- TASK DESCRIPTION: The reply should contain every line of the data, repeated exactly, and no pictures.

- THE INPUT:
══════════

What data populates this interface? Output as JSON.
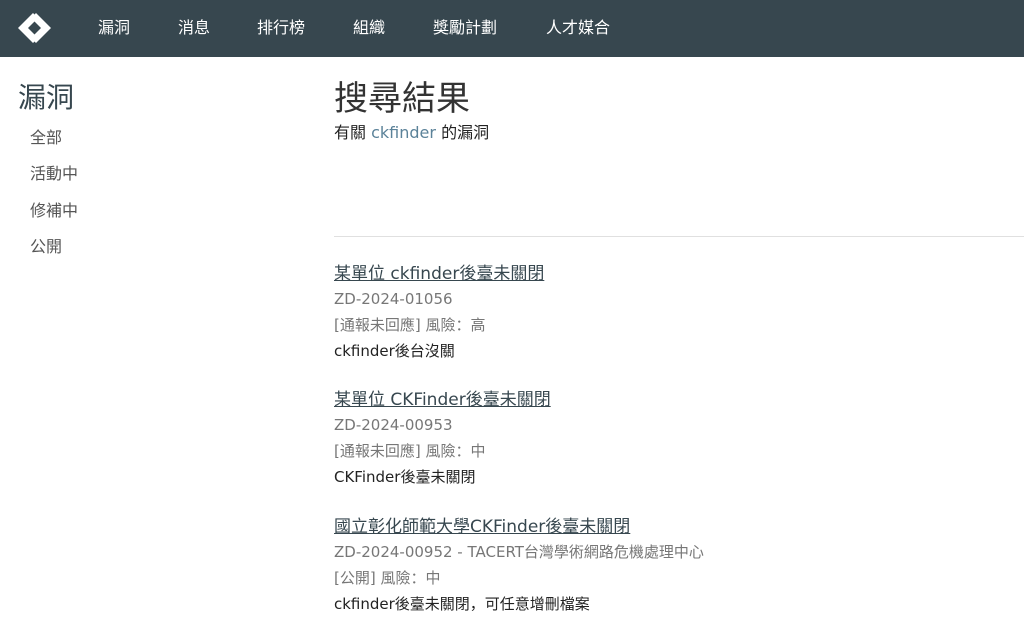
{
  "nav": {
    "items": [
      "漏洞",
      "消息",
      "排行榜",
      "組織",
      "獎勵計劃",
      "人才媒合"
    ]
  },
  "sidebar": {
    "title": "漏洞",
    "links": [
      "全部",
      "活動中",
      "修補中",
      "公開"
    ]
  },
  "main": {
    "title": "搜尋結果",
    "subtitle_prefix": "有關",
    "keyword": "ckfinder",
    "subtitle_suffix": "的漏洞",
    "results": [
      {
        "title": "某單位 ckfinder後臺未關閉",
        "meta": "ZD-2024-01056",
        "status": "[通報未回應] 風險：高",
        "description": "ckfinder後台沒關"
      },
      {
        "title": "某單位 CKFinder後臺未關閉",
        "meta": "ZD-2024-00953",
        "status": "[通報未回應] 風險：中",
        "description": "CKFinder後臺未關閉"
      },
      {
        "title": "國立彰化師範大學CKFinder後臺未關閉",
        "meta": "ZD-2024-00952 - TACERT台灣學術網路危機處理中心",
        "status": "[公開] 風險：中",
        "description": "ckfinder後臺未關閉，可任意增刪檔案"
      }
    ]
  },
  "colors": {
    "navbar_bg": "#37474f",
    "keyword": "#5b8299"
  },
  "icons": {
    "logo": "diamond-arrow-logo-icon"
  }
}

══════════

- SOLUTION FOR THIS TASK:
What data populates this interface? Output as JSON.
{
  "nav": {
    "items": [
      "漏洞",
      "消息",
      "排行榜",
      "組織",
      "獎勵計劃",
      "人才媒合"
    ]
  },
  "sidebar": {
    "title": "漏洞",
    "links": [
      "全部",
      "活動中",
      "修補中",
      "公開"
    ]
  },
  "main": {
    "title": "搜尋結果",
    "subtitle_prefix": "有關",
    "keyword": "ckfinder",
    "subtitle_suffix": "的漏洞",
    "results": [
      {
        "title": "某單位 ckfinder後臺未關閉",
        "meta": "ZD-2024-01056",
        "status": "[通報未回應] 風險：高",
        "description": "ckfinder後台沒關"
      },
      {
        "title": "某單位 CKFinder後臺未關閉",
        "meta": "ZD-2024-00953",
        "status": "[通報未回應] 風險：中",
        "description": "CKFinder後臺未關閉"
      },
      {
        "title": "國立彰化師範大學CKFinder後臺未關閉",
        "meta": "ZD-2024-00952 - TACERT台灣學術網路危機處理中心",
        "status": "[公開] 風險：中",
        "description": "ckfinder後臺未關閉，可任意增刪檔案"
      }
    ]
  },
  "colors": {
    "navbar_bg": "#37474f",
    "keyword": "#5b8299"
  },
  "icons": {
    "logo": "diamond-arrow-logo-icon"
  }
}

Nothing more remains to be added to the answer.